Coretechs Developers Sound Off: Is CSS Real Development?
May 23rd, 2022
A customer once told our team that they did not expect to pay for our time doing CSS updates because it was not “real development.” Little did the client know that they hit a hot debate topic. This is a very sensitive topic for the developers because it can be very polarizing.
For our first sound-off, we’re asking our team: Is CSS “real” development?
What is CSS?
Some of you might already be lost so let’s quickly cover, what is CSS? CSS (Cascading Style Sheets) is a programming tool used to present the visual elements of a website. If you take away the CSS on a webpage, it will look drastically different and quite frankly, terrible.
Think of your website like a cake. The cake has the base of the flour and sugar and butter to make up the delicious cake but the top part – the part that makes us want to eat the cake – is the frosting.

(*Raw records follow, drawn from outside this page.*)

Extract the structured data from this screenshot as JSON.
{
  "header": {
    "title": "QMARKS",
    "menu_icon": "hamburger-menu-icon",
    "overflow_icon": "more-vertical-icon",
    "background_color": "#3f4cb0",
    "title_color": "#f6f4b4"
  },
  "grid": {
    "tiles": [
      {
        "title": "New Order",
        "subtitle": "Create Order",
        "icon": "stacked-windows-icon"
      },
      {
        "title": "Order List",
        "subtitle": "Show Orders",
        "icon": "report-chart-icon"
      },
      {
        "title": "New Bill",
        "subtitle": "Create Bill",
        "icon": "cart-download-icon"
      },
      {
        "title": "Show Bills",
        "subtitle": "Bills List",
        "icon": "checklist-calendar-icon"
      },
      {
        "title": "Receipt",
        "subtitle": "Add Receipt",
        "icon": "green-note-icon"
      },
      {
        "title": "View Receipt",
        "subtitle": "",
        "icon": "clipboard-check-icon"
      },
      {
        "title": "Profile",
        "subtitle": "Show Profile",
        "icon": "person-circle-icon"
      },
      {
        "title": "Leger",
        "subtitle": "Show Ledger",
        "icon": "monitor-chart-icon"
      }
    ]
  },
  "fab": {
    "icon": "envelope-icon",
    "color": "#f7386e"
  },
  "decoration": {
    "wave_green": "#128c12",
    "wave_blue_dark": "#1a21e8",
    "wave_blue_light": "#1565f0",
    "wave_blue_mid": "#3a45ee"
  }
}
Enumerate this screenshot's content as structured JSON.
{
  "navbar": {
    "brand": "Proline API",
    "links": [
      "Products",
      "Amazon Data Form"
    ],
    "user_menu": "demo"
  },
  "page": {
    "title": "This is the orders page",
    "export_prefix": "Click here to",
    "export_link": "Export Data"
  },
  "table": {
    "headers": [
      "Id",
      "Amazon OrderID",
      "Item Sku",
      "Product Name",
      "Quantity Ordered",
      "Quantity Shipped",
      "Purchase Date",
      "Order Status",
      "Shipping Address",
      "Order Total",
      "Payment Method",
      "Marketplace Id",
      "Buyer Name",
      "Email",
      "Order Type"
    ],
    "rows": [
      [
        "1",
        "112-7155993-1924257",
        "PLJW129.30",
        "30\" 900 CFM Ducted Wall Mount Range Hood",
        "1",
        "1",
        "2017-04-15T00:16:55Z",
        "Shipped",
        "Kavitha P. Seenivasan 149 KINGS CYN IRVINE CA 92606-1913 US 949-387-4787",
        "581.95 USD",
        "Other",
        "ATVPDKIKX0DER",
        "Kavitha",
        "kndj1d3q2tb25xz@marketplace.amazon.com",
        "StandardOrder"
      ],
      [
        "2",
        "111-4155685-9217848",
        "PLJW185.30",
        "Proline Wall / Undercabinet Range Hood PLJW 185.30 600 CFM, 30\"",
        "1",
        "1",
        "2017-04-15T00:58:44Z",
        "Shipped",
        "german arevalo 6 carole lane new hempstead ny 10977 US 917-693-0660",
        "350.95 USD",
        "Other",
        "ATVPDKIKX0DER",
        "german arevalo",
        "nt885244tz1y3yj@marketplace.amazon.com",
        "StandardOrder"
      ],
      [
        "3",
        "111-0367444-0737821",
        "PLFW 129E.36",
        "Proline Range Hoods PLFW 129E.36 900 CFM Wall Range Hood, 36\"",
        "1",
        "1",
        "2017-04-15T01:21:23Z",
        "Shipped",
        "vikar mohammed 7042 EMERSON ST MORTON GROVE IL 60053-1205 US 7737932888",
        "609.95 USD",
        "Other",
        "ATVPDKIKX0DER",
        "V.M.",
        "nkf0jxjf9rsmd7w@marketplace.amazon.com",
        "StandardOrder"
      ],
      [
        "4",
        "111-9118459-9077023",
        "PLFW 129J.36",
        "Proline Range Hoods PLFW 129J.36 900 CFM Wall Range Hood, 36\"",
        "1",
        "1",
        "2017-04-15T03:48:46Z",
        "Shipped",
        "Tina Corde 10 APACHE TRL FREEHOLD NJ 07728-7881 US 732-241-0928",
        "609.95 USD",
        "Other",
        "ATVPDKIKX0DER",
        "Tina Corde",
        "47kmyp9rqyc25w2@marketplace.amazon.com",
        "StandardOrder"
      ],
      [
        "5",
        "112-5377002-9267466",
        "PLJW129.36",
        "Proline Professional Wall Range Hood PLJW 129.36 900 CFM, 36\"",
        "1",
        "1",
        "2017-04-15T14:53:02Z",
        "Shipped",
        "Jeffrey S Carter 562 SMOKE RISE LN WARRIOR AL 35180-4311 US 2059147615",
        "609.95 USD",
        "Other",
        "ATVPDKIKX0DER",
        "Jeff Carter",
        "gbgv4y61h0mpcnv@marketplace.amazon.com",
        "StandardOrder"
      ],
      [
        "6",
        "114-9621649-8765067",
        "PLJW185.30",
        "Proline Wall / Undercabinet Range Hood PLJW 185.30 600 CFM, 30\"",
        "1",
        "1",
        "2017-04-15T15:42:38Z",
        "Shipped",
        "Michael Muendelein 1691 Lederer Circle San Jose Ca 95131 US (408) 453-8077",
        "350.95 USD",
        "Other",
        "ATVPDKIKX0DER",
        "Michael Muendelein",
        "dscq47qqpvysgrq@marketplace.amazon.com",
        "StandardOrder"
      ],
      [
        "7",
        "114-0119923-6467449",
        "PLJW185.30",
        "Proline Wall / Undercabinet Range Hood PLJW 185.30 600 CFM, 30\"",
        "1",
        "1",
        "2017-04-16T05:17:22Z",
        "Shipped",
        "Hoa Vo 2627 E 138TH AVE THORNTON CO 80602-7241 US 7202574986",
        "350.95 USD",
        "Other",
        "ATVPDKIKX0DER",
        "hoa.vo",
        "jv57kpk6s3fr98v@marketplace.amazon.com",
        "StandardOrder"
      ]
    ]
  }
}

Does that frosting have some fancy sugar flowers? How about an edible picture? How about a fancy cake that is so detailed it looks like a real life car? The CSS is the frosting on the cake. It can be simple, it can be intricate but a cake without frosting – your cake isn’t very appetizing.
So now that we know what CSS is, let’s take the question to our developers and find out what they think about it.
Is CSS real development?
Jawad, .Net Developer
Fave Cake: Pineapple Upside Down Cake
“CSS is not development because development has to have a function. The function processes the data you give it.”
Vinod, Python Developer
Fave Cake: Six Wonders Cake
“HTML and CSS describe presentation, whereas programming languages describe function.”
Both developers bring up “functionality”. They go on to explain that functionality is when data interacts with your website to create a change in behavior. Let’s use a cake website as an example. You can design your own cake and order it through an online order form. When you submit the order form, it functions in multiple ways:
1. The order form will intake the information and save it,
2. The form will process the credit card information to charge the customer, and
3. It will send out the appropriate notices to the customer and cake makers.
Without these functions, the form would simply display on the page without performing any purpose. Think of the word “function” as the base of your cake. Just like you shouldn’t eat raw eggs and flour, when you put it in the oven you make it an edible dessert.
Backend developers tend to agree – without the foundation of the form saving, processing the payment and notifying the correct parties, we have no cake.
Front-End Developers Say
Taylor, UI/UX Developer
Fave Cake: Cheesecake
“CSS is development because it takes critical thinking. If it wasn’t real development, every developer would be able to use it in their toolbox. When we work with css, we’re writing code that drives user-decisions and that’s just as powerful for a website as making page content change on command.”
Cameron, Full Stack Developer
Fave Cake: German Chocolate Cake
“CSS is development and is one of many tools UI/UX designers must use to create websites and web-apps. Implementation takes critical thinking and often multi-disciplinary skills.”
When CSS was first introduced in the 90s, it did very little. That is why the websites then were very simple and to the point – they were predominantly used for information. These days, we use CSS to do A LOT more than just make a website pretty!
CSS is used by front-end developers to create and drive the actions that customers take on websites. Good CSS is a powerful tool that works with User Experience psychology to encourage users to take actions and deliver results.
Not only will your cake website look good to an interested audience, but it can convince customers to order the cake with extra add-ons, faster service, and a delivery fee.
Is CSS Required for a Website?
This time you decide – here’s Carlo’s Bakery, a real-life cake ordering website. Use the slider below to see the website before and after CSS.
Do you see how much the CSS impacts the site? Here are some of the ways a developer might adjust CSS to make the site more usable:
- The pictures are placed with purpose
- The font, color, and weights are used to direct your attention
- Placement and style of buttons like “Start Your Order” are meant to help you take action
- Pop-ups are placed to help you chat with a consultant.
Users digest the content so quickly, it can be difficult to fathom that the smallest detail was well thought out, planned and executed. But take all of that away and see what you have left: plain content that does not make sense to the user.
Implementing CSS takes skill and knowledge of user behaviors. We use CSS in every single project. We don’t use .Net or Python in all our projects, but CSS is like frosting for our eyes!
In the end, our team does not care how you classify CSS work. We know its value and the important role it will play when selling your service or products to your customers. How a website is presented matters to our clients and it matters to us.
We know how to build cool functionality but if it looks gross, who wants to use it?